As Mrs Sirleaf made a final push for votes, she dedicated the prize to the Liberian people and urged them to vote for her so that peace prevails following the end of a brutal 14-year civil war in 2003.
Mr Tubman – a Harvard graduate, like Mrs Sirleaf – has been dismissive of the Nobel Committee’s decision, arguing that the prize will not influence voters. Mr Tubman, 70, believes Mrs Sirleaf, 72, might have support in the West, but Liberia’s 1.8m voters – many of whom are still mired in poverty – will remove her from office.
Less than two weeks before election day, Liberia’s Supreme Court says it is still considering the eligibility of the leading presidential candidates, including incumbent Ellen Johnson-Sirleaf. The challenge to candidates’ eligibility comes from Liberia’s Movement for Progressive Change party and is based on the constitutional requirement that candidates be a resident in the country for 10 years prior to a vote.
That requirement was waived in the last election because the vote so closely followed the end of Liberia’s long civil war. But a constitutional referendum to reduce the requirement for this vote failed, so the party is asking the Supreme Court to declare ineligible six of the 16 candidates including President Johnson and her main challenger, Winston Tubman.
The Liberian Supreme Court is expected to hear a lawsuit challenging the decision of the National Elections Commission to certify 16 presidential candidates, including President Ellen Johnson Sirleaf, for next month’s election.
Article 52 (c) of the Liberian Constitution states that “no person shall be eligible to hold the office of president or vice president unless that person is resident in the Republic ten years prior to his election.” Last month’s referendum to change the requirement to five years failed. Sayma Syrenius Cephus, lawyer for the Concerned Citizens of Liberia, said the election commission violated the constitution when it certified the 16 candidates.

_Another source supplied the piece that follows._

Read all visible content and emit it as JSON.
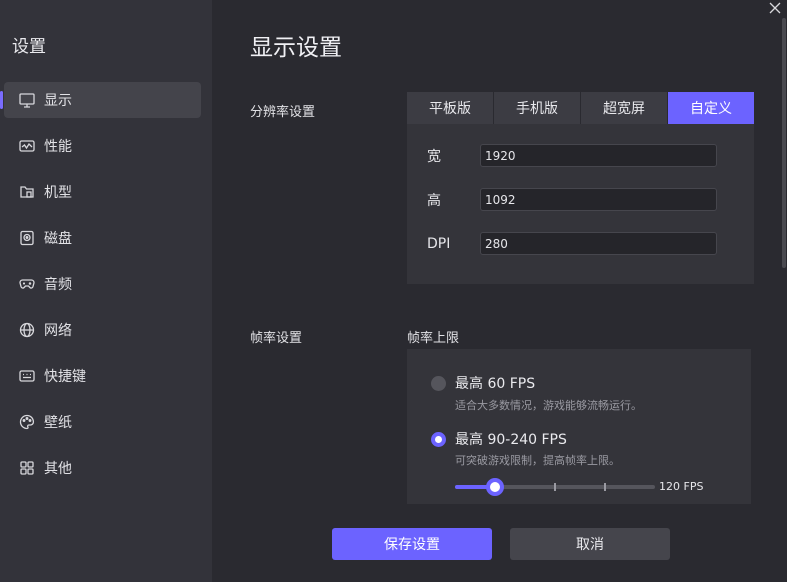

Liberia’s final list of candidates for the West African nation’s October elections has been published with 16 candidates vying for the presidential seat. President Ellen Johnson Sirleaf, who took power nearly six years ago, is among the three female presidential candidates.
Sirleaf’s main contender is fellow Harvard University graduate Winston Tubman from the Congress for Democratic Change and ex-soccer star George Weah.
Liberian voters have rejected a raft of highly contested constitutional changes at a referendum, the electoral commission announced Wednesday. The stickiest proposed change was to shorten from 10 to five consecutive years the amount of time that presidential and vice-presidential candidates would be required to have lived in Liberia.
The existing clause was suspended in 2005 elections as most candidates had just recently returned from post-war exile. While more of those who turned out to vote in the referendum on August 23 backed the move than opposed it, by 292,318 votes to 246,473, the measure was nonetheless defeated as the ‘yes’ vote fell short of the necessary threshold of two-thirds of votes cast.
In Liberia, the main opposition Congress for Democratic Change party is boycotting this month’s constitutional referendum, in part, because it questions the neutrality of Electoral Commission chairman James Fromayan, a long-time supporter of President Ellen Johnson Sirleaf.
Fromayan says he set aside party affiliation on taking charge of the electoral commission and could not influence the outcome of a vote even if he wanted to, because results are read out at each polling station. “I can’t add one or subtract one from whatever result that comes because people will notice it,” Fromayan said. “They already know, have the results, sometimes they have the results before we can come to announce it.”